In any case, while it is possible Boyd hasn't fairly evaluated some of the scholars he engaged with in this chapter, I still think his central point is correct. We shouldn't just dismiss troubling texts. We must wrestle with them in the light of the cruciform hermeneutic. It seems that Boyd intepreted a lack of emphasis on seeing Christ in those troubling texts as evidence of dismissal.

Monday, May 22, 2017

CWG (Chapter 7)

Chapter 7: The Dark Side of the Bible

In part 1 of the book, he focused on just how beautiful God in light of the revelation of Jesus. Boyd has deliberately delayed taking us on a tour of the 'dark side' of the Bible until that task was done in order for his readers to clearly see the astounding contrast. And in light of his cruciform conclusions, the task of Christian readers of Scripture must be to interpret (not dismiss) the 'dark side' by the light of Christ (not put a good spin on them).

Before beginning this dark tour, Boyd makes sure to note that these passages do not represent the primary way God is depicted in the Old Testament (covenant love and peace). He believes the normative conception of God in the OT is perfectly consistent with the God who is decisively revealed in the crucified Christ. But the 'dark side' must be dealt with and (at least initially) dealt with at face value.
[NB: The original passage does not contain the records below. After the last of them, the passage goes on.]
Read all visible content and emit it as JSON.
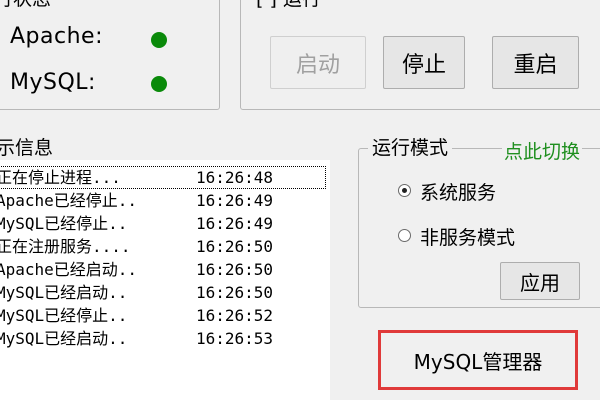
{
  "status_panel": {
    "title_partial": "行状态",
    "services": [
      {
        "label": "Apache:",
        "status_color": "#0a8a0a"
      },
      {
        "label": "MySQL:",
        "status_color": "#0a8a0a"
      }
    ]
  },
  "control_panel": {
    "title_partial": "[ ] 运行",
    "buttons": {
      "start": "启动",
      "stop": "停止",
      "restart": "重启"
    }
  },
  "log_panel": {
    "title_partial": "示信息",
    "entries": [
      {
        "msg": "正在停止进程...",
        "time": "16:26:48"
      },
      {
        "msg": "Apache已经停止..",
        "time": "16:26:49"
      },
      {
        "msg": "MySQL已经停止..",
        "time": "16:26:49"
      },
      {
        "msg": "正在注册服务....",
        "time": "16:26:50"
      },
      {
        "msg": "Apache已经启动..",
        "time": "16:26:50"
      },
      {
        "msg": "MySQL已经启动..",
        "time": "16:26:50"
      },
      {
        "msg": "MySQL已经停止..",
        "time": "16:26:52"
      },
      {
        "msg": "MySQL已经启动..",
        "time": "16:26:53"
      }
    ]
  },
  "run_mode": {
    "title": "运行模式",
    "switch_link": "点此切换",
    "options": [
      {
        "label": "系统服务",
        "checked": true
      },
      {
        "label": "非服务模式",
        "checked": false
      }
    ],
    "apply_label": "应用"
  },
  "mysql_manager_label": "MySQL管理器",
  "accent_color": "#e03a3a"
}
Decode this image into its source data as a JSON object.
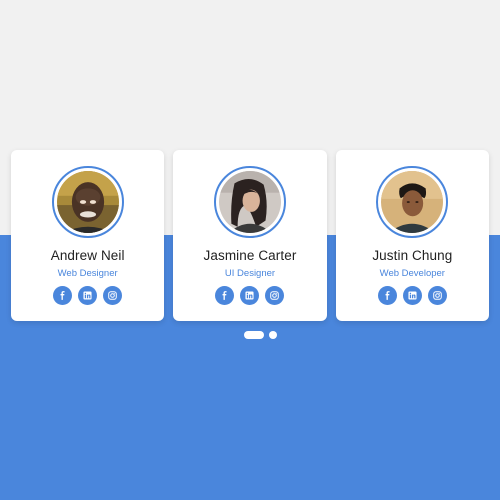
{
  "theme": {
    "accent": "#4a86dc",
    "background_top": "#f1f1f1",
    "background_bottom": "#4a86dc"
  },
  "team": [
    {
      "name": "Andrew Neil",
      "role": "Web Designer",
      "socials": [
        "facebook-icon",
        "linkedin-icon",
        "instagram-icon"
      ]
    },
    {
      "name": "Jasmine Carter",
      "role": "UI Designer",
      "socials": [
        "facebook-icon",
        "linkedin-icon",
        "instagram-icon"
      ]
    },
    {
      "name": "Justin Chung",
      "role": "Web Developer",
      "socials": [
        "facebook-icon",
        "linkedin-icon",
        "instagram-icon"
      ]
    }
  ],
  "pagination": {
    "pages": 2,
    "active": 1
  }
}
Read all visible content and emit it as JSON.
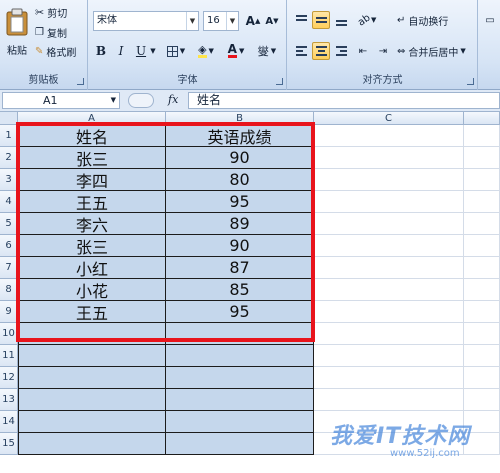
{
  "ribbon": {
    "clipboard": {
      "paste_label": "粘贴",
      "cut_label": "剪切",
      "copy_label": "复制",
      "format_painter_label": "格式刷",
      "group_label": "剪贴板"
    },
    "font": {
      "font_name": "宋体",
      "font_size": "16",
      "grow_label": "A",
      "shrink_label": "A",
      "bold_label": "B",
      "italic_label": "I",
      "underline_label": "U",
      "font_color_label": "A",
      "phonetic_label": "燮",
      "group_label": "字体"
    },
    "alignment": {
      "wrap_text_label": "自动换行",
      "merge_center_label": "合并后居中",
      "group_label": "对齐方式"
    }
  },
  "formula_bar": {
    "name_box": "A1",
    "fx_label": "fx",
    "formula": "姓名"
  },
  "columns": [
    "A",
    "B",
    "C"
  ],
  "rows": [
    "1",
    "2",
    "3",
    "4",
    "5",
    "6",
    "7",
    "8",
    "9",
    "10",
    "11",
    "12",
    "13",
    "14",
    "15"
  ],
  "table": {
    "header_name": "姓名",
    "header_score": "英语成绩",
    "records": [
      {
        "name": "张三",
        "score": "90"
      },
      {
        "name": "李四",
        "score": "80"
      },
      {
        "name": "王五",
        "score": "95"
      },
      {
        "name": "李六",
        "score": "89"
      },
      {
        "name": "张三",
        "score": "90"
      },
      {
        "name": "小红",
        "score": "87"
      },
      {
        "name": "小花",
        "score": "85"
      },
      {
        "name": "王五",
        "score": "95"
      }
    ]
  },
  "watermark": {
    "text": "我爱IT技术网",
    "url": "www.52ij.com"
  },
  "colors": {
    "selection_fill": "#c5d7ec",
    "highlight_border": "#e8141c",
    "font_color_bar": "#e8141c"
  }
}
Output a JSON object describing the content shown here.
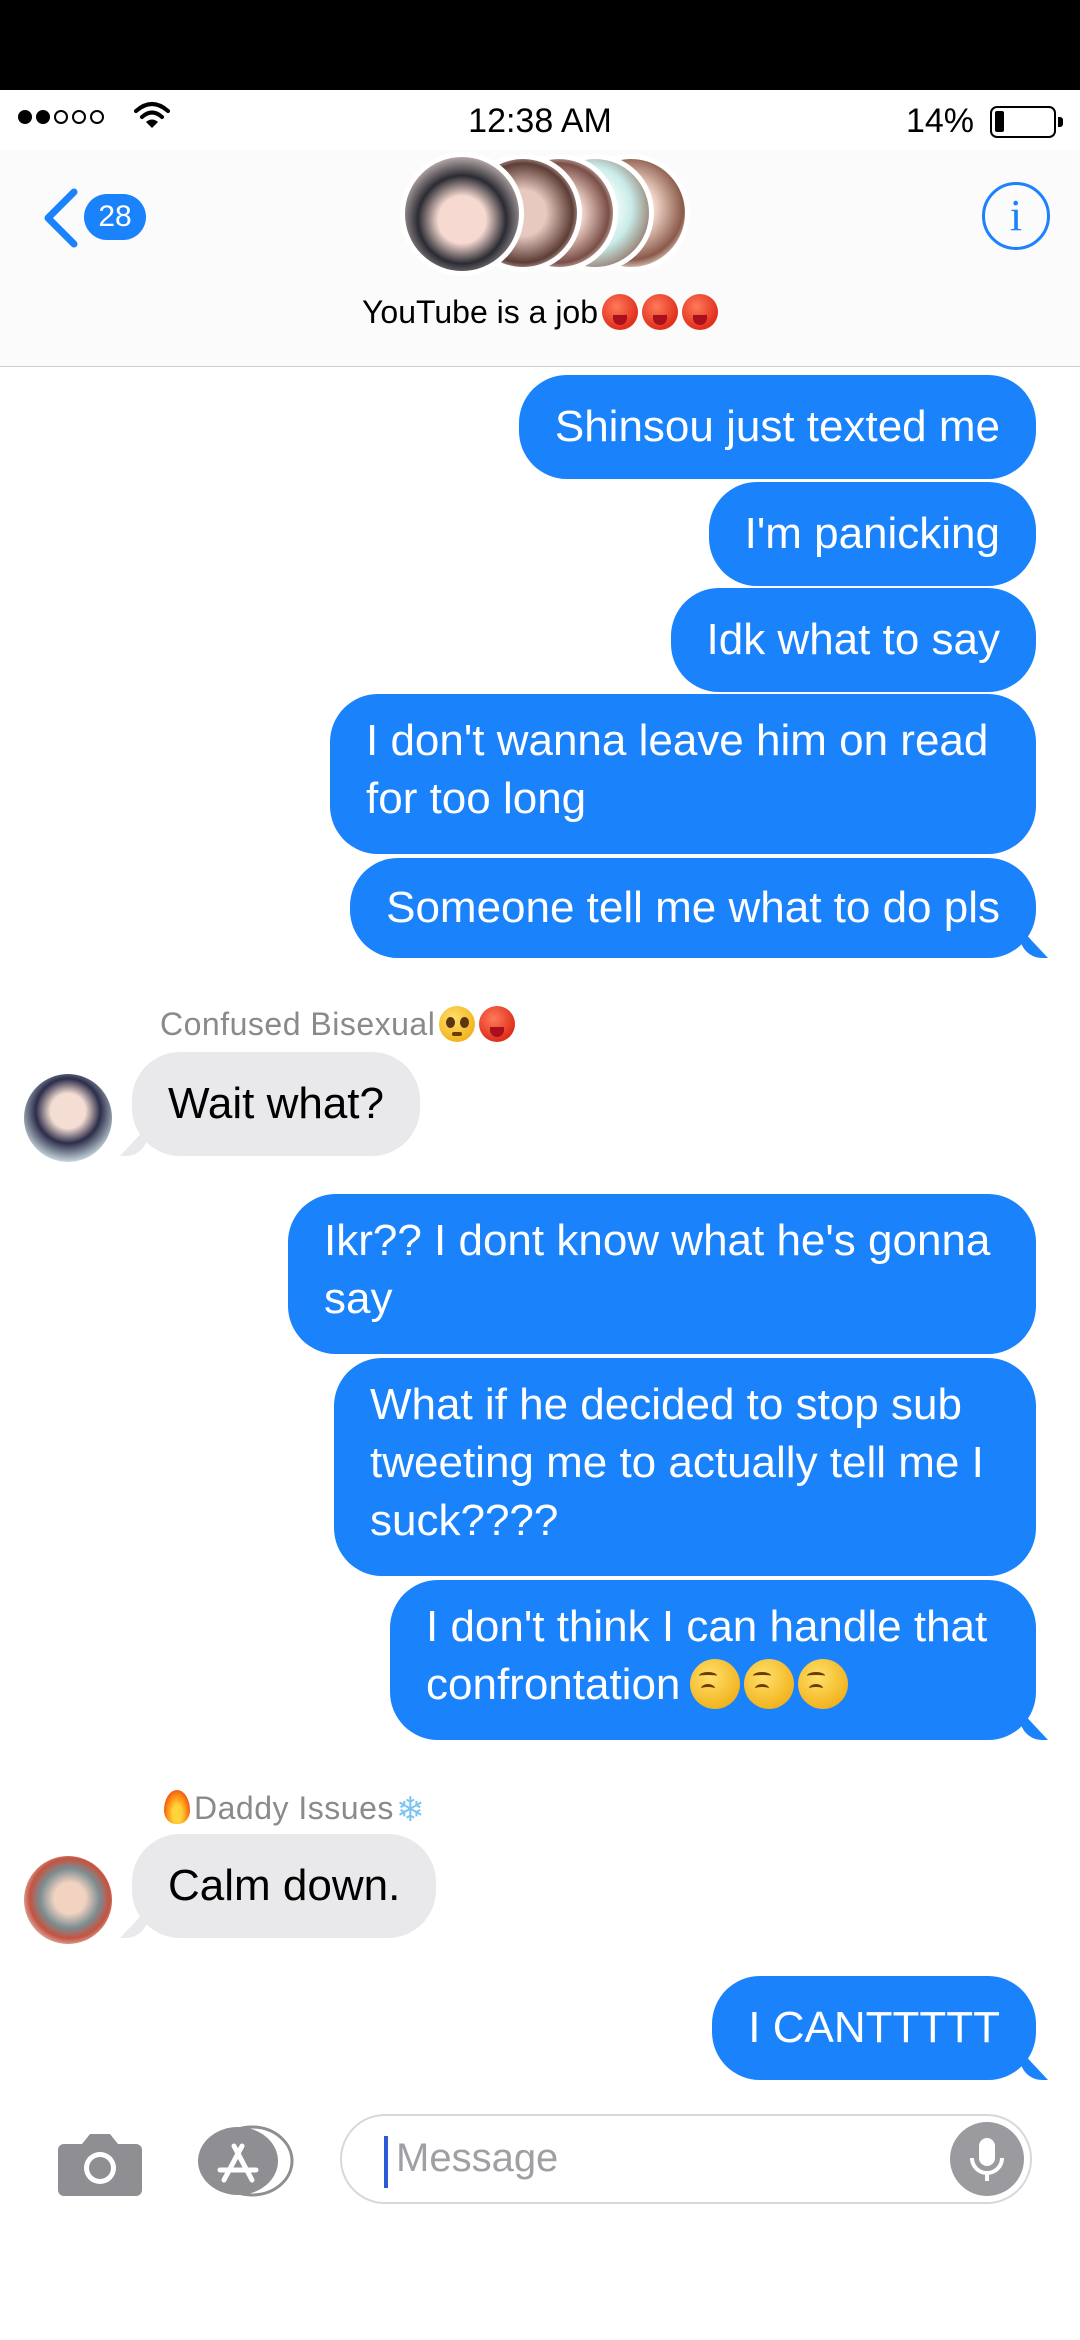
{
  "status_bar": {
    "time": "12:38 AM",
    "battery": "14%"
  },
  "header": {
    "back_count": "28",
    "chat_name": "YouTube is a job",
    "name_emojis": [
      "hot-face-emoji",
      "hot-face-emoji",
      "hot-face-emoji"
    ]
  },
  "messages": [
    {
      "dir": "out",
      "text": "Shinsou just texted me"
    },
    {
      "dir": "out",
      "text": "I'm panicking"
    },
    {
      "dir": "out",
      "text": "Idk what to say"
    },
    {
      "dir": "out",
      "text_lines": [
        "I don't wanna leave him on read",
        "for too long"
      ]
    },
    {
      "dir": "out",
      "text": "Someone tell me what to do pls"
    },
    {
      "dir": "in",
      "sender": "Confused Bisexual",
      "text": "Wait what?"
    },
    {
      "dir": "out",
      "text_lines": [
        "Ikr?? I dont know what he's gonna",
        "say"
      ]
    },
    {
      "dir": "out",
      "text_lines": [
        "What if he decided to stop sub",
        "tweeting me to actually tell me I",
        "suck????"
      ]
    },
    {
      "dir": "out",
      "text_lines": [
        "I don't think I can handle that",
        "confrontation"
      ]
    },
    {
      "dir": "in",
      "sender": "Daddy Issues",
      "text": "Calm down."
    },
    {
      "dir": "out",
      "text": "I CANTTTTT"
    }
  ],
  "composer": {
    "placeholder": "Message"
  },
  "colors": {
    "blue": "#1a82fb",
    "gray_bubble": "#e9e9eb"
  },
  "icons": [
    "back-chevron-icon",
    "info-icon",
    "camera-icon",
    "app-store-icon",
    "mic-icon"
  ]
}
Boyd continues by cataloging numerous places where God comes across as ugly in the Old Testament. It depicts God has commanding genocide, calling for and accepting child sacrifice, utilizing and sanctioning violence, destroying the world and, later, particular cities, sending destructive agents, acting capriciously, and using nations as weapons. The Old Testament contains the Psalms which include many notes of hatred (not love) toward enemies and numerous stories of God's people committing incredibly brutal and violent acts.
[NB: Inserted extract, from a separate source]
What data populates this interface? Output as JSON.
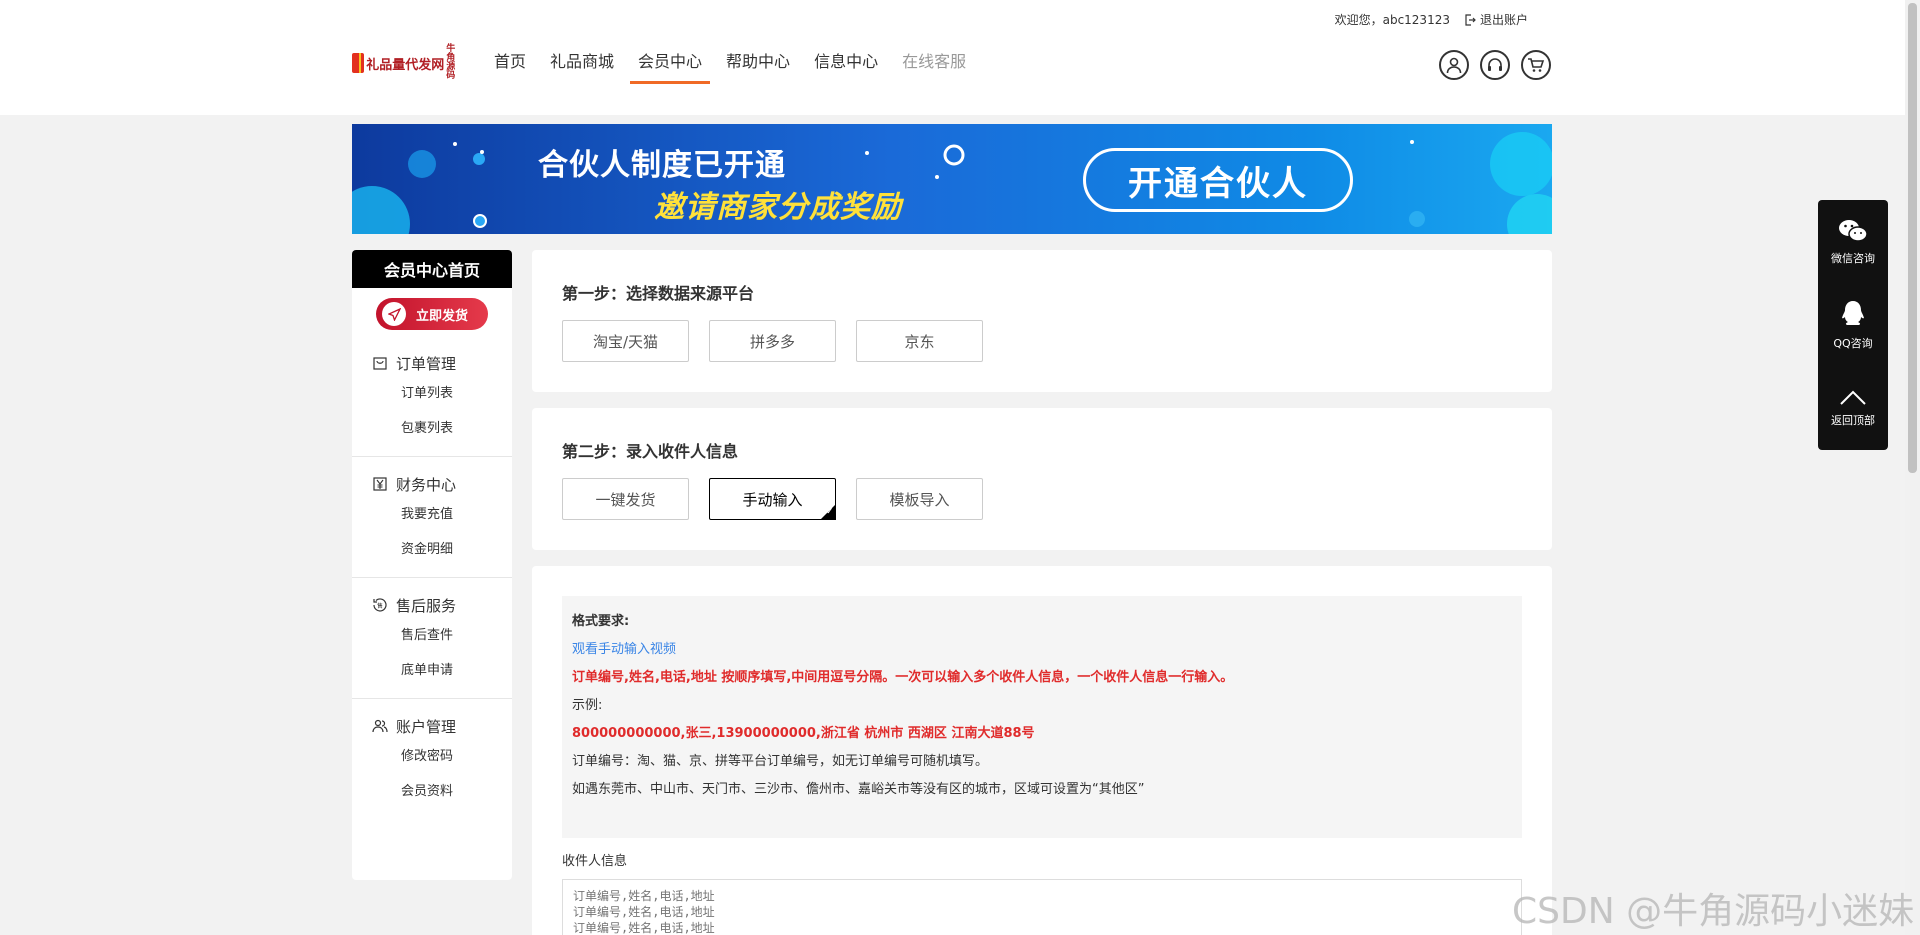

Boyd believes that we can't dismiss these texts (as not God-breathed). Nor will putting a good spin on them be enough to redeem these texts. They must be re-interpreted, somehow, in light of the cross of Christ.

Reaction
I'll admit, I struggled with this chapter in two different ways. First, I struggled with the Old Testament material Boyd covered in the way he intended his readers to struggle with it. The ugliness and violence of certain Old Testament passages in impossible to ignore and extremely troubling. Second, however, I sometimes struggled with Boyd's presentation of the material. It seemed, to me, that while he specifically stated that he had no interest in exaggerating the revolting nature of the material, he actually did that to some degree.
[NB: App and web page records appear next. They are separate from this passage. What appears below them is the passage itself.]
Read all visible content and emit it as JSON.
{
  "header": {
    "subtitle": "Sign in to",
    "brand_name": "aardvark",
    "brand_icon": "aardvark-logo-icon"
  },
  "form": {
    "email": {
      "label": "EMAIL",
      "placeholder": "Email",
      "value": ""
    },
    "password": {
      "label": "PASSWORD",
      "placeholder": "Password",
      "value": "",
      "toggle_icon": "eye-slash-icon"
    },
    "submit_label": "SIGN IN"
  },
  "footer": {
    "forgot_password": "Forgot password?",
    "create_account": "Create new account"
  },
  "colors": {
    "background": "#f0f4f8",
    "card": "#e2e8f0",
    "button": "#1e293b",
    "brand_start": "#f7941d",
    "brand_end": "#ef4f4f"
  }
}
In other words, while I agree we shouldn't do the impossible task of trying to put the 'best possible spin' on all these passages (I think his project is worth attempting), it seemed to me that sometimes in attempting to create a no-spin-zone, Boyd was actually just not dealing with the texts in context.

Interestingly, in footnote 28 (page 288), Boyd admits that some of the conservative Christian resources that put a positive spin on the 'dark side' of the Bible succeed to some degree. He admits these resources are helpful. But at other times in the chapter, he views this attempt as not 'respectful' to the Bible (in that it does not deal honestly) and concludes that such attempts actually hinder our ability to read these texts well.

To some degree, my evaluation of chapter 7, then, will have to wait until I read chapter 9 (to see how fairly Boyd reads the positive spin interpreters).